*** Begin section ***

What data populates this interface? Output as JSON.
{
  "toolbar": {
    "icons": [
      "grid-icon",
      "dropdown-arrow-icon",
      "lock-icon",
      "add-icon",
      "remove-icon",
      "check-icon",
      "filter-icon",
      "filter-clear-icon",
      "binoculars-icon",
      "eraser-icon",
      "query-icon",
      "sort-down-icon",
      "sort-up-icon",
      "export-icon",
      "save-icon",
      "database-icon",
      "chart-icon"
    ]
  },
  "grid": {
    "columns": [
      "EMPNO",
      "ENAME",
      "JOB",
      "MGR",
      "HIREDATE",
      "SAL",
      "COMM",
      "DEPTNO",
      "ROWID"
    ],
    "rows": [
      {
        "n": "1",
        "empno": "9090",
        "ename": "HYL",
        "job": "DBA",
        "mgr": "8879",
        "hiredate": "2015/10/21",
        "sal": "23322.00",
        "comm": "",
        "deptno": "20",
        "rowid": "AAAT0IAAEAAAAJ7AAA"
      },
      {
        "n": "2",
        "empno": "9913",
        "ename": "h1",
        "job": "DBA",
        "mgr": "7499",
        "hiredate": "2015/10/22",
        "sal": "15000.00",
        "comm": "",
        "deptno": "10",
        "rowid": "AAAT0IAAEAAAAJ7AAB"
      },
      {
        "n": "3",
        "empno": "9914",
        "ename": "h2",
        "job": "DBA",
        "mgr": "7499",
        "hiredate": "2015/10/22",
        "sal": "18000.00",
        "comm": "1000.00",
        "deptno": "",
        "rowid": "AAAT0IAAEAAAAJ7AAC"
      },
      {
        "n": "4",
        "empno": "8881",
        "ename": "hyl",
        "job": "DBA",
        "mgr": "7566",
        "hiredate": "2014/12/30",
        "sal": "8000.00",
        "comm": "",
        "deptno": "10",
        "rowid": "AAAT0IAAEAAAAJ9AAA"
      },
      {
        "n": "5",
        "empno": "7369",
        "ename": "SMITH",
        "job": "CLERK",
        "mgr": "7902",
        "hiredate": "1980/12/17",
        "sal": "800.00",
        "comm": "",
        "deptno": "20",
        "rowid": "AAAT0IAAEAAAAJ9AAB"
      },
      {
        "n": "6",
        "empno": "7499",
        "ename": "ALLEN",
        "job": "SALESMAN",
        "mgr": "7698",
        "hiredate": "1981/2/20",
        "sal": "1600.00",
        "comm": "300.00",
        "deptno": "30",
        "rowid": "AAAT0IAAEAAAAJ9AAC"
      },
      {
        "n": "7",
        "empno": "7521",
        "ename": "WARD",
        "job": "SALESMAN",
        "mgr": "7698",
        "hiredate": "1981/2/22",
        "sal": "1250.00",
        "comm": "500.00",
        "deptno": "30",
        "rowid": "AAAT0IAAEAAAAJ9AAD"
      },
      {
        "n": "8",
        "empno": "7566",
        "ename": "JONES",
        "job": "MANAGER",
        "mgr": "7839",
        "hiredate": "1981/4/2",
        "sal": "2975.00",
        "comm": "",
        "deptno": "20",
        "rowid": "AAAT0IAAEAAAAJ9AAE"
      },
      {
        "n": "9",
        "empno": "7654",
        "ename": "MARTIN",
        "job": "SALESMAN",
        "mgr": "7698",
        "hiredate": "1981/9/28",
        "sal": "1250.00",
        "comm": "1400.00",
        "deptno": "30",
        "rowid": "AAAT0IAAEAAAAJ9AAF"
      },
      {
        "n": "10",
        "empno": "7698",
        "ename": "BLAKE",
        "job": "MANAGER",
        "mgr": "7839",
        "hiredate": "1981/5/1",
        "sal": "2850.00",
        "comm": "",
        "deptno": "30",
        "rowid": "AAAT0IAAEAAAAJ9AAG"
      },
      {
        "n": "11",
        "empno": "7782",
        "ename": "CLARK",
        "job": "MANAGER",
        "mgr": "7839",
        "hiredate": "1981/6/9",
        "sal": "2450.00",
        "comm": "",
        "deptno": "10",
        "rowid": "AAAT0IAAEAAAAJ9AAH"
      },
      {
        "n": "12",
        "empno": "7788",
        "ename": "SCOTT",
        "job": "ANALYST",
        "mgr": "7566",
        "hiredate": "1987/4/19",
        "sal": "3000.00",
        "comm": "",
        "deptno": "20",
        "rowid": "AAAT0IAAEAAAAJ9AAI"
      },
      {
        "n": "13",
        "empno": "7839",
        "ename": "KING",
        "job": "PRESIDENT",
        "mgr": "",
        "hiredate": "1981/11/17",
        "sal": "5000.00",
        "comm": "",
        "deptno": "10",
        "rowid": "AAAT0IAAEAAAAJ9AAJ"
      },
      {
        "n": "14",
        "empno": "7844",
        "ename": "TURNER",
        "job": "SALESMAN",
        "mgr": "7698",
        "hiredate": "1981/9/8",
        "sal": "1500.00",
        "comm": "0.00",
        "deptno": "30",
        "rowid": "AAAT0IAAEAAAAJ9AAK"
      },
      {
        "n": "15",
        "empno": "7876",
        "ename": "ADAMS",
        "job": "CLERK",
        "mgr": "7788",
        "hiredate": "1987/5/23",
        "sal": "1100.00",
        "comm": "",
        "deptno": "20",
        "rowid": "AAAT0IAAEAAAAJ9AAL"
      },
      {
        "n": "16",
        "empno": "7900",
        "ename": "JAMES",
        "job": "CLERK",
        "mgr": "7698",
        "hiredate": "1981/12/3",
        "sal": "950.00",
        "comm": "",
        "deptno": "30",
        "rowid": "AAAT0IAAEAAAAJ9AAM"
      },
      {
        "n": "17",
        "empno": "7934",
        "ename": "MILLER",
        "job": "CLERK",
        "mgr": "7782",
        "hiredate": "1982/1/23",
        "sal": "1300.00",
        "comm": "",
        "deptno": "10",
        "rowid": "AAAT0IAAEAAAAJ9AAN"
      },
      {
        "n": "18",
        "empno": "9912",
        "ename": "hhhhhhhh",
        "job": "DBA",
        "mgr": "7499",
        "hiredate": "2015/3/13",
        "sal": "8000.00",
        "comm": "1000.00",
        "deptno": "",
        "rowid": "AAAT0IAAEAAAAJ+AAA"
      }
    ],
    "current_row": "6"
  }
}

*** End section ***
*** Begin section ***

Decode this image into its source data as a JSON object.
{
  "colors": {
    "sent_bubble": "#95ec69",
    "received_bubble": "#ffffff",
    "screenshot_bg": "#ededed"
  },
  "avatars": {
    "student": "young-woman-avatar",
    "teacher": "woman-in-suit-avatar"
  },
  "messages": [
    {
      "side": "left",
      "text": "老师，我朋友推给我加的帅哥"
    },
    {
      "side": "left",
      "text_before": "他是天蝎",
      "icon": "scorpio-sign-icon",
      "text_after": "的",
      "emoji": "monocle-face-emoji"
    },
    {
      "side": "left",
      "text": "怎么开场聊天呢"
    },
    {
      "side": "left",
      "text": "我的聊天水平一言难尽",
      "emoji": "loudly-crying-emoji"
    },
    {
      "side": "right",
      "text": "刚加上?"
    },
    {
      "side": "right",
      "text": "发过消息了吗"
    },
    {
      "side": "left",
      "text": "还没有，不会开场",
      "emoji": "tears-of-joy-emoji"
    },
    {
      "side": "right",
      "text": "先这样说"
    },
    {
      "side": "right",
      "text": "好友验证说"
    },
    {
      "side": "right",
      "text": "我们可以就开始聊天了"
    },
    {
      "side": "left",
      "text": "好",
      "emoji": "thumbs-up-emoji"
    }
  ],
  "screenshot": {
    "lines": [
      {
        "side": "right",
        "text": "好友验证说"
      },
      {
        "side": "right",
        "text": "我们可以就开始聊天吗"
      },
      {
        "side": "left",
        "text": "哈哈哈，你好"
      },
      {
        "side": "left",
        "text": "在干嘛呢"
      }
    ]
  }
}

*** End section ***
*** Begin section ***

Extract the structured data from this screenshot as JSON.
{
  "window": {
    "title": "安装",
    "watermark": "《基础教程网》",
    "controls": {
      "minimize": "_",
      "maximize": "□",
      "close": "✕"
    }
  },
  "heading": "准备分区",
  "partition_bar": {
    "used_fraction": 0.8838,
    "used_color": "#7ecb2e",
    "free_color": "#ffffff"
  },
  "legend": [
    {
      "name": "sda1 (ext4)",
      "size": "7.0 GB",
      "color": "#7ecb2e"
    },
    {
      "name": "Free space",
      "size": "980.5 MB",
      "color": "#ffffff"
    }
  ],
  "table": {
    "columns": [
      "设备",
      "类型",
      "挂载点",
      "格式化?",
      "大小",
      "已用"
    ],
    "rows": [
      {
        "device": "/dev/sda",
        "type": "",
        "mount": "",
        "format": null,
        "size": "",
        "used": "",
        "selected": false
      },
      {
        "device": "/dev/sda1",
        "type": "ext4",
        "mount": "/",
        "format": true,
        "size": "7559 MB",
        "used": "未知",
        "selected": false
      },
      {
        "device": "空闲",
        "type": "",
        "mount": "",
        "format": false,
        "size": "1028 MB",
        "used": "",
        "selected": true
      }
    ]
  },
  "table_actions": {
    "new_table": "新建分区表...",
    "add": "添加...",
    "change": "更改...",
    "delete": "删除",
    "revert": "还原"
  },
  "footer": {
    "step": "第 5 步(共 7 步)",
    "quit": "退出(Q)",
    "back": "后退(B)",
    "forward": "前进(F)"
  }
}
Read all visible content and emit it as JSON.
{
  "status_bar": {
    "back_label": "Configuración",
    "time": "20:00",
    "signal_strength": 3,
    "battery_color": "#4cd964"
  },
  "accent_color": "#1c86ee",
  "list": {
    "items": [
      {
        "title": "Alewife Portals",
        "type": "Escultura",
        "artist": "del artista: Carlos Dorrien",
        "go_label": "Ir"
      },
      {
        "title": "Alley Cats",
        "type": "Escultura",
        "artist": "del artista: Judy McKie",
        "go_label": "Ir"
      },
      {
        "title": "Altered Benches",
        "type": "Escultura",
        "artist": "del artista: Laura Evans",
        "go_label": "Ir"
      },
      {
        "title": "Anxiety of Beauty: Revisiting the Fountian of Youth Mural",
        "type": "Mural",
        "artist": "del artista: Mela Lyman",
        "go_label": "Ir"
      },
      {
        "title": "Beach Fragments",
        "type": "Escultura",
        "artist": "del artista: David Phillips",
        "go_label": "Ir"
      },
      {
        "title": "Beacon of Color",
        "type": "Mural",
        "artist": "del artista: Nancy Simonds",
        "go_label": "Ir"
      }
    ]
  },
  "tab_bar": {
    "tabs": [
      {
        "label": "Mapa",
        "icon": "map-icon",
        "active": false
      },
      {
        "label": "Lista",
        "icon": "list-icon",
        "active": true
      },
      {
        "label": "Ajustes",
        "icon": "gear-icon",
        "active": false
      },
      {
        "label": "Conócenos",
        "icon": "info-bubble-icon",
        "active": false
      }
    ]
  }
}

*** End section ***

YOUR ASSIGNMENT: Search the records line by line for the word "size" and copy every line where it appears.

YOUR RESPONSE:
      "size": "7.0 GB",
      "size": "980.5 MB",
        "size": "",
        "size": "7559 MB",
        "size": "1028 MB",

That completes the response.